we try to explain the painful and unexplainable.

many of us look to our own art, to our personal creativity, to divine intervention to provide us with answers.
i think there might be some beauty in knowing that there is joy to be found in the inexplainable.
in spite of world pain or sadness, there is comfort in sharing the moments with people that make us laugh, in finding colors that brighten our day, in discovering thoughts that consume us, and in knowing we'll all be okay.
the beauty comes in knowing that we don't need to look for those things; they are truly in our hearts and in our spirits.
art comes in that free and daring expression.

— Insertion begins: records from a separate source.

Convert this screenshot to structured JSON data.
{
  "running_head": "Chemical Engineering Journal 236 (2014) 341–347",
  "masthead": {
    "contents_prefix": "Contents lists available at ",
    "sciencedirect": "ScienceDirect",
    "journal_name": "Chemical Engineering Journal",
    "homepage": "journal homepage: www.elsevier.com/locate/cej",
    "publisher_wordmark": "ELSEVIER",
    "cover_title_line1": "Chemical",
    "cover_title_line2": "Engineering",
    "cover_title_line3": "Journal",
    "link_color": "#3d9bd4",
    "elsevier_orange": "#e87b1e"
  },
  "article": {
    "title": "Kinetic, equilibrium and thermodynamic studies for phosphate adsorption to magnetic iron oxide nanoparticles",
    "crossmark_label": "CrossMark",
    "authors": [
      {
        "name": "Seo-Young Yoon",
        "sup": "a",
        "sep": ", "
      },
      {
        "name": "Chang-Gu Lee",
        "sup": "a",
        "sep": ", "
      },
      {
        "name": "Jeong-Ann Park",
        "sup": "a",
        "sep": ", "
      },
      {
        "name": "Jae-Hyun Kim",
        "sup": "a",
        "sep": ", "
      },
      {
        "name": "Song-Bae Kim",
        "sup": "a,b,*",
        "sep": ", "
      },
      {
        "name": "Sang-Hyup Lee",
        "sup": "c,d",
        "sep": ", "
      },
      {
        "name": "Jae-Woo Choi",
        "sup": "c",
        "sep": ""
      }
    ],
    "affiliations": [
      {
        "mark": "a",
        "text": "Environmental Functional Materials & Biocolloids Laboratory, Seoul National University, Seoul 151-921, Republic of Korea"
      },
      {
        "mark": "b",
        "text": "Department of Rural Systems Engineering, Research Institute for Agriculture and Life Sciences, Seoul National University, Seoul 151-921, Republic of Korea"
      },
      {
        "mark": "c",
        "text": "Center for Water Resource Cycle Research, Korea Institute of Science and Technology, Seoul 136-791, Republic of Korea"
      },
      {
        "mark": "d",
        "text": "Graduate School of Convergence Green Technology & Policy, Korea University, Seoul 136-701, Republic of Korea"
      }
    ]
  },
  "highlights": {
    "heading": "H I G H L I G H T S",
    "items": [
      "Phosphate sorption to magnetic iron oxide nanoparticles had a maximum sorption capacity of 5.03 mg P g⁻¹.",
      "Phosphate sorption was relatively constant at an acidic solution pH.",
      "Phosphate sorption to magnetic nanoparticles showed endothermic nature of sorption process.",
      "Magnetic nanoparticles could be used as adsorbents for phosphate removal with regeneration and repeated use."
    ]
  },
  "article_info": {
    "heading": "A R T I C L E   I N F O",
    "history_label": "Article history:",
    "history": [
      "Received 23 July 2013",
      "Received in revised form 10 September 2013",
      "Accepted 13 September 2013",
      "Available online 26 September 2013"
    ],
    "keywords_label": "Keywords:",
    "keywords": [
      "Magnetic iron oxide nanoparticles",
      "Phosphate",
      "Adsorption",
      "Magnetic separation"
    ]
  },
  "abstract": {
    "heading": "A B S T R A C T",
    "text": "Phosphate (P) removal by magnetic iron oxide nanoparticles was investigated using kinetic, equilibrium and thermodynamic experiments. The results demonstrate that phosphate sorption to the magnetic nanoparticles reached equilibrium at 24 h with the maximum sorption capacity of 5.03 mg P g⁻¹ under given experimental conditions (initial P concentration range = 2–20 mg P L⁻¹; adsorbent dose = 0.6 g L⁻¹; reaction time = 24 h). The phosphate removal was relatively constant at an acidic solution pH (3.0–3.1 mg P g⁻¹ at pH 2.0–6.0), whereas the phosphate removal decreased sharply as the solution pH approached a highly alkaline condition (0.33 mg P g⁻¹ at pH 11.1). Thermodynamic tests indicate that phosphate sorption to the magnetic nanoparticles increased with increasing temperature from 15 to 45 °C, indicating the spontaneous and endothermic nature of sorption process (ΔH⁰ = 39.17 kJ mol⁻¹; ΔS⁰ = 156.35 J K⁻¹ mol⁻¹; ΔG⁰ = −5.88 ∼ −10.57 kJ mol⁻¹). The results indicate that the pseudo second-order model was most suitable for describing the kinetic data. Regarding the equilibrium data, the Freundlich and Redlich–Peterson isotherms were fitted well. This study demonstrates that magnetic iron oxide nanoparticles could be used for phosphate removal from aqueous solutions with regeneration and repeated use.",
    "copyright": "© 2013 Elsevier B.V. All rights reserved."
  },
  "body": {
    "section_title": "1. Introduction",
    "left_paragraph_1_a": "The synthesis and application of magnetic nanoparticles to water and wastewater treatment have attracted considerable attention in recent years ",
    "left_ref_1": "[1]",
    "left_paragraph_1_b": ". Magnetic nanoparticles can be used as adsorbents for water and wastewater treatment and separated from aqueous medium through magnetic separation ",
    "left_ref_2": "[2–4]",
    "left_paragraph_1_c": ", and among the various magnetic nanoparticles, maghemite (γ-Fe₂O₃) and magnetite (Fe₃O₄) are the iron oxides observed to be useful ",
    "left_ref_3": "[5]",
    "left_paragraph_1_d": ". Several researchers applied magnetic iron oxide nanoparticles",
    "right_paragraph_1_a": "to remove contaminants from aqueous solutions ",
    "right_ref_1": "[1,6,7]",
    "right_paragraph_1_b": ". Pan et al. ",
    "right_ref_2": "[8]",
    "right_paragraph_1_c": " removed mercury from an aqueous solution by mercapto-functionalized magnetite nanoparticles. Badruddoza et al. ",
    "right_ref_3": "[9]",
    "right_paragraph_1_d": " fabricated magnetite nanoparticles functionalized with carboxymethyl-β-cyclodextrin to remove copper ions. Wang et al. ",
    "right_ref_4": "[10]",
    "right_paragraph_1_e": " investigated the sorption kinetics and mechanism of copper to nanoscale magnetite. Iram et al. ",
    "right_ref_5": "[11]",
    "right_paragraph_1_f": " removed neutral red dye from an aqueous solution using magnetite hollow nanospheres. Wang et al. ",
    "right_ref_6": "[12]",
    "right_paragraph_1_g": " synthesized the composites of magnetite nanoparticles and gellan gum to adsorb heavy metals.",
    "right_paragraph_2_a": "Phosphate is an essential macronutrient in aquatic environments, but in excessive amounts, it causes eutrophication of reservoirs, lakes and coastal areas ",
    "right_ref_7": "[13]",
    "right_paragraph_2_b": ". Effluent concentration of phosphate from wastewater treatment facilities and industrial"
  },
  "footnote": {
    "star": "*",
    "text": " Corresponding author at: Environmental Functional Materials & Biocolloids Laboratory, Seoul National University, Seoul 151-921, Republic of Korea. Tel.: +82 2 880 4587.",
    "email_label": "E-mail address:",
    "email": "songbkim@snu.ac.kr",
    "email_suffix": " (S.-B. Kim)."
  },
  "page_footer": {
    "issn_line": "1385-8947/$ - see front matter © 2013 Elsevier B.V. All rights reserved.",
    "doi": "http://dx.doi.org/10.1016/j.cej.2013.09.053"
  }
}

the essence of a spirit & stephen's passing

there are some people you know, whom you don't get to spend much time with.
they come into your life and you like them and you have an affect on each other, but
you don't ever really hang out. stephen cleary was such a person.
i spoke with stephen a couple weeks ago while he was in the midst of his treatment. we had a brief phone conversation
and then folks arrived to visit with him at the hospital. i have guilt about not being one of those visitors.
my personal solace is that i remember stephen as a strong healthy vibrant man, who was very kind to others and
often smiling. he was one of those models who really knew how to model: you could tell, that stephen
cared. he wasn't on the stand for money, he was well respected for his classic poses. he worked hard to keep his body in shape. he liked to model.

i often remember stephen would smile as he posed.
he and i met in virginia's class. she reminded me today that he would often like to take photos of the drawings.
he'd often ask permission and it'd really make the budding artists feel good about their work. he seemed like a very generous soul.
i look forward to meeting some of his family and other friends. i don't look forward to seeing his lifeless body, at the funeral, because he seemed so full of life. the irony is that as a model, you don't mind letting folks see your body, because that is not really your essence and your core. this couldn't be more true than now.

i think artists often forget that when we paint or sculpt or draw someone, it is not their bodies that we are painting, it's their essence, their spirit that we are capturing. this is why some models resonate with us more than others.

in this case, it was a pleasure to know stephen and share his spirit. this will live on, in many of us.

(drawings to be posted soon. please feel free to send me any drawings that you might have of stephen cleary, and i'll try to post)


#2 breakups and other kinds of rebounds

do you think it's possible to break up with a favorite painting? what about an acquaintance or a colleague? what about someone you work with? what about a color? what about a job? or a medium?

i'm not sure: what i do know that i definitely have rebound art.
it's just not working between me and the drawing, so i'll switch mediums and the effects of the rebound are obvious. i quickly become infatuated. it's like i've never been mad at art before.

i think one's relationship to art, can be just like one's relationships to people.
sometimes you just have to get over it, and move on.
break it off, give back all the trappings that held the two of you together, throw their clothes on the street or throw away their photos. and then, only then, can we begin to think in new ways, find new colors, new things that excite us.

as much as i try to move on, though, i still find myself loving the number 2 ticonderoga pencil. there's something just so sexy about how it shades and feels and just *is.*
i've tried others, and i still have a crush on my old #2.
and the same goes for naples yellow and indigo blue. perhaps i'll try new variations on the same shades, but there's just something about the first blush of color that's made you fall in love.